Each record must appear in your answer exactly as it does below.

■ ■ ■ ■ ■ ■ ■

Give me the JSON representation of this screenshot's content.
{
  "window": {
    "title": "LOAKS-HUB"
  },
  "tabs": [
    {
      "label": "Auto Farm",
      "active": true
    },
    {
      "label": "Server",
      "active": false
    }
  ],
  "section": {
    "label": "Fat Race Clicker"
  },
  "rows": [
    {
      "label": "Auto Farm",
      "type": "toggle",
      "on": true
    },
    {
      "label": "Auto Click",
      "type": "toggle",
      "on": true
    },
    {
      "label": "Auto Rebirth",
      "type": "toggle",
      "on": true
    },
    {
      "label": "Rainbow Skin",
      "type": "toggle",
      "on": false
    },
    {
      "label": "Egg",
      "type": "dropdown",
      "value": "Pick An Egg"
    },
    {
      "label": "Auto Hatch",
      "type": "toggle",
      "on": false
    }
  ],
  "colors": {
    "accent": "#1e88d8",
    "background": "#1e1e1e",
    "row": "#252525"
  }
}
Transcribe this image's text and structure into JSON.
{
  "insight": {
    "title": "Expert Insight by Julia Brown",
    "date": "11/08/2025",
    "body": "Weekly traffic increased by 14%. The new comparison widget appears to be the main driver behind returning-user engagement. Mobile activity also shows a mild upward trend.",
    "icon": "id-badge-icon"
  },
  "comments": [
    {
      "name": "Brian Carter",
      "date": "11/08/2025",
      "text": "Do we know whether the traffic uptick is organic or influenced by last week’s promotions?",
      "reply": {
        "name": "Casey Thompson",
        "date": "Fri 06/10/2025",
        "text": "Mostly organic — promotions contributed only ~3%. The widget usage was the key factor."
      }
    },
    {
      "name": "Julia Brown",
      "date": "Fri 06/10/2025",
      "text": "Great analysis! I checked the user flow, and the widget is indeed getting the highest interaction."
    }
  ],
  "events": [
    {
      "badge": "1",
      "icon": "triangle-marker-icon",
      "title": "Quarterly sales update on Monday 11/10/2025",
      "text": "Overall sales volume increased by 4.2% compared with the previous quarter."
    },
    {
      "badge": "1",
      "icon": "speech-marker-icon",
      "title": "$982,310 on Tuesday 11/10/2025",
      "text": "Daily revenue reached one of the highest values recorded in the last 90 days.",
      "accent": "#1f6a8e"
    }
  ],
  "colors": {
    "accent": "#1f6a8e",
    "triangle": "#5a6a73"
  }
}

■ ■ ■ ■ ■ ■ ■

== ANSWER TO THIS PROBLEM ==
Give me the JSON representation of this screenshot's content.
{
  "window": {
    "title": "LOAKS-HUB"
  },
  "tabs": [
    {
      "label": "Auto Farm",
      "active": true
    },
    {
      "label": "Server",
      "active": false
    }
  ],
  "section": {
    "label": "Fat Race Clicker"
  },
  "rows": [
    {
      "label": "Auto Farm",
      "type": "toggle",
      "on": true
    },
    {
      "label": "Auto Click",
      "type": "toggle",
      "on": true
    },
    {
      "label": "Auto Rebirth",
      "type": "toggle",
      "on": true
    },
    {
      "label": "Rainbow Skin",
      "type": "toggle",
      "on": false
    },
    {
      "label": "Egg",
      "type": "dropdown",
      "value": "Pick An Egg"
    },
    {
      "label": "Auto Hatch",
      "type": "toggle",
      "on": false
    }
  ],
  "colors": {
    "accent": "#1e88d8",
    "background": "#1e1e1e",
    "row": "#252525"
  }
}
Transcribe this image's text and structure into JSON.
{
  "insight": {
    "title": "Expert Insight by Julia Brown",
    "date": "11/08/2025",
    "body": "Weekly traffic increased by 14%. The new comparison widget appears to be the main driver behind returning-user engagement. Mobile activity also shows a mild upward trend.",
    "icon": "id-badge-icon"
  },
  "comments": [
    {
      "name": "Brian Carter",
      "date": "11/08/2025",
      "text": "Do we know whether the traffic uptick is organic or influenced by last week’s promotions?",
      "reply": {
        "name": "Casey Thompson",
        "date": "Fri 06/10/2025",
        "text": "Mostly organic — promotions contributed only ~3%. The widget usage was the key factor."
      }
    },
    {
      "name": "Julia Brown",
      "date": "Fri 06/10/2025",
      "text": "Great analysis! I checked the user flow, and the widget is indeed getting the highest interaction."
    }
  ],
  "events": [
    {
      "badge": "1",
      "icon": "triangle-marker-icon",
      "title": "Quarterly sales update on Monday 11/10/2025",
      "text": "Overall sales volume increased by 4.2% compared with the previous quarter."
    },
    {
      "badge": "1",
      "icon": "speech-marker-icon",
      "title": "$982,310 on Tuesday 11/10/2025",
      "text": "Daily revenue reached one of the highest values recorded in the last 90 days.",
      "accent": "#1f6a8e"
    }
  ],
  "colors": {
    "accent": "#1f6a8e",
    "triangle": "#5a6a73"
  }
}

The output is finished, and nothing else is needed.